If you aren’t the first mover, and one of your competitors is steadily leaving you behind in their dust, changing the game is usually the best approach. My measurement window here is usually six months, not five years. Assuming the markets and products evolve rapidly, you have a lot of chances to change the game early on in your life. That ability changes when you’ve clearly defined your path and competitive universe. But don’t be afraid to weave around as you are looking for the segment where you can become the first mover.
In my little corner of the universe, the ultimate first mover was Steve Prefontaine, one of my heroes. The dude always raced from the front. Early on, his coach and Nike co-founder, the amazing Bill Bowerman, encouraged him to “change the game” by running the 3 mile (5k) instead of the mile. Pre rarely lost (usually only in the mile) and always put in an amazing performance. In the process of running from the front, he demoralized his competitors.
As I said in the intro post, these are my ideas and I’d love to hear different perspectives. Challenge me on anything you disagree with.
I think about competition all the time. Every company we invest in aspires to lead whatever market segment it is in. In many cases, they want to create entirely new markets. Regardless, they always have competition, whether from other startups, existing companies, large incumbents, or companies they don’t even know about yet.
Whenever the startup world heats up, there are many more new entrants. We’re once again in the part of the cycle where there are an abundance of new companies being started. While there are plenty of unique ones, there are a much larger number of “me toos” and “fast followers”. While VCs love to put this on entrepreneurs (for not being innovative / creative enough) and entrepreneurs love to put this on VCs (for just funding me too like things), this isn’t really anyone’s fault as it’s the natural cycle of things and has been going on forever (see Clay Christensen’s excellent “The Innovator’s Dilemma: When New Technologies Cause Great Firms to Fail” for the classic examples of this.)
I’ve worked with many entrepreneurs who have spent an enormous amount of time thrashing with the issues of competition. Sometimes I’ve been on the winning team and sometimes I’ve been on the losing team. This experience has helped me develop a pretty clear view on how to think about competition that I regularly use. Following are a set of topics – which I’ll write more about in the coming weeks – that nicely summarize my philosophy.

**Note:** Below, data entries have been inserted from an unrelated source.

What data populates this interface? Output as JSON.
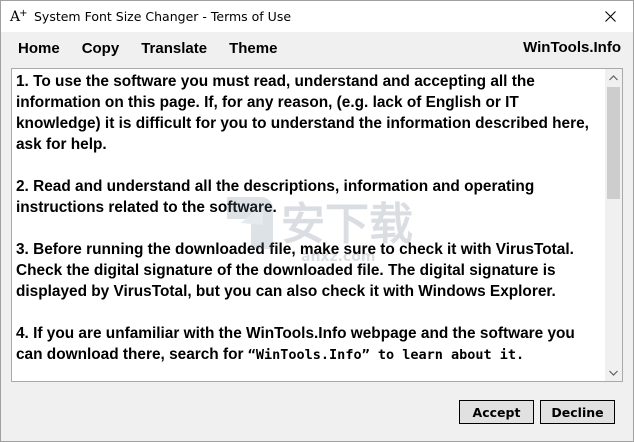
{
  "window": {
    "title": "System Font Size Changer - Terms of Use"
  },
  "menu": {
    "items": [
      "Home",
      "Copy",
      "Translate",
      "Theme"
    ],
    "site": "WinTools.Info"
  },
  "terms": {
    "p1": "1. To use the software you must read, understand and accepting all the information on this page. If, for any reason, (e.g. lack of English or IT knowledge) it is difficult for you to understand the information described here, ask for help.",
    "p2": "2. Read and understand all the descriptions, information and operating instructions related to the software.",
    "p3": "3. Before running the downloaded file, make sure to check it with VirusTotal. Check the digital signature of the downloaded file. The digital signature is displayed by VirusTotal, but you can also check it with Windows Explorer.",
    "p4_a": "4. If you are unfamiliar with the WinTools.Info webpage and the software you can download there, search for ",
    "p4_b": "“WinTools.Info” to learn about it."
  },
  "buttons": {
    "accept": "Accept",
    "decline": "Decline"
  },
  "watermark": {
    "text": "安下载",
    "sub": "anxz.com"
  }
}
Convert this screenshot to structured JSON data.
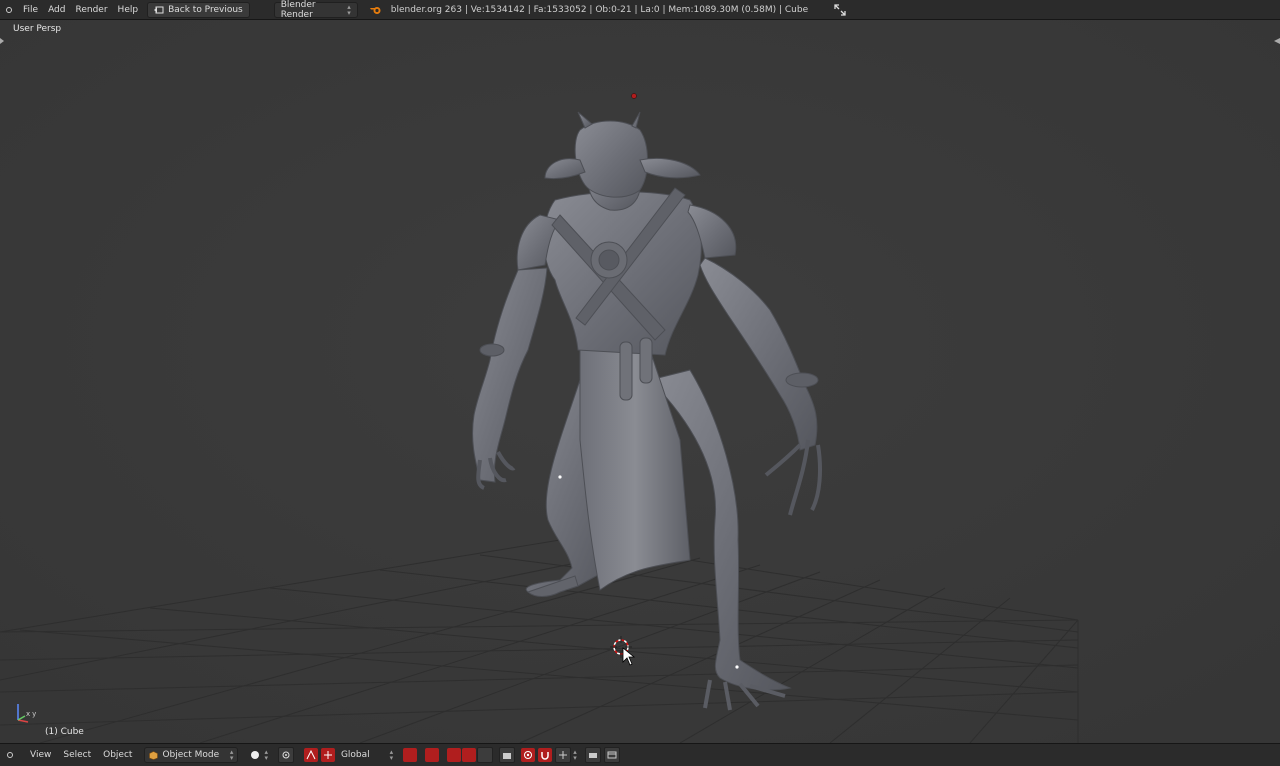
{
  "top_menu": {
    "items": [
      "File",
      "Add",
      "Render",
      "Help"
    ],
    "back_button": "Back to Previous",
    "render_engine": "Blender Render",
    "stats": "blender.org 263 | Ve:1534142 | Fa:1533052 | Ob:0-21 | La:0 | Mem:1089.30M (0.58M) | Cube"
  },
  "viewport": {
    "view_label": "User Persp",
    "object_label": "(1) Cube",
    "axis_labels": {
      "x": "x",
      "y": "y",
      "z": "z"
    }
  },
  "bottom_bar": {
    "menus": [
      "View",
      "Select",
      "Object"
    ],
    "mode": "Object Mode",
    "orientation": "Global"
  },
  "colors": {
    "viewport_bg": "#393939",
    "header_bg": "#2b2b2b",
    "accent_red": "#b01e1e",
    "model_gray": "#767880"
  }
}
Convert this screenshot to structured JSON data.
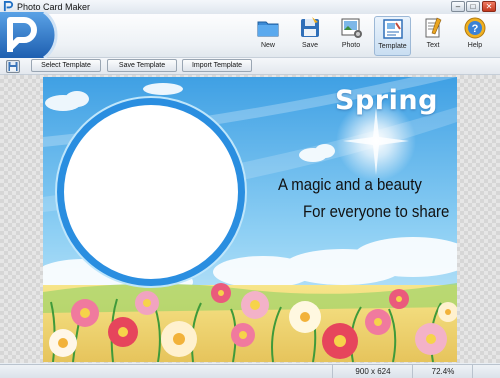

There is an age old VC cliche that the market leader gets most of the rewards, #2 gets enough to be interesting, #3 might make a little money, and all of the rest are irrelevant. This cliche strongly informs my perspective and you’ll see it woven through what I’ll write about.
I’m especially focused on the evolution over time of competitive responses. Nothing stays static and the software / Internet industry is one of the most vigorously competitive in the history of man. There are an increasing number of externalities – such as government regulation and patent strategies (both NPEs/trolls and big company patent thickets) that occasionally get focused on but in my experience are not what actually matters. More specifically, I think that if the government completely left the software / Internet industry alone and software patents were abolished, the software / Internet industry would have even more vibrant competition.
I’ll try to stay out of politics in the upcoming posts since I don’t think entrepreneurs can do much, especially at the early stages of their companies, about these externalities. Instead, I’ll focus on the things that I think really matter and can make or break a company in the first five years of its life.
Of course, like all blog series, I’d love any comments and feedback, especially if you disagree with me, as that’s the best way for me to continue to evolve my thinking.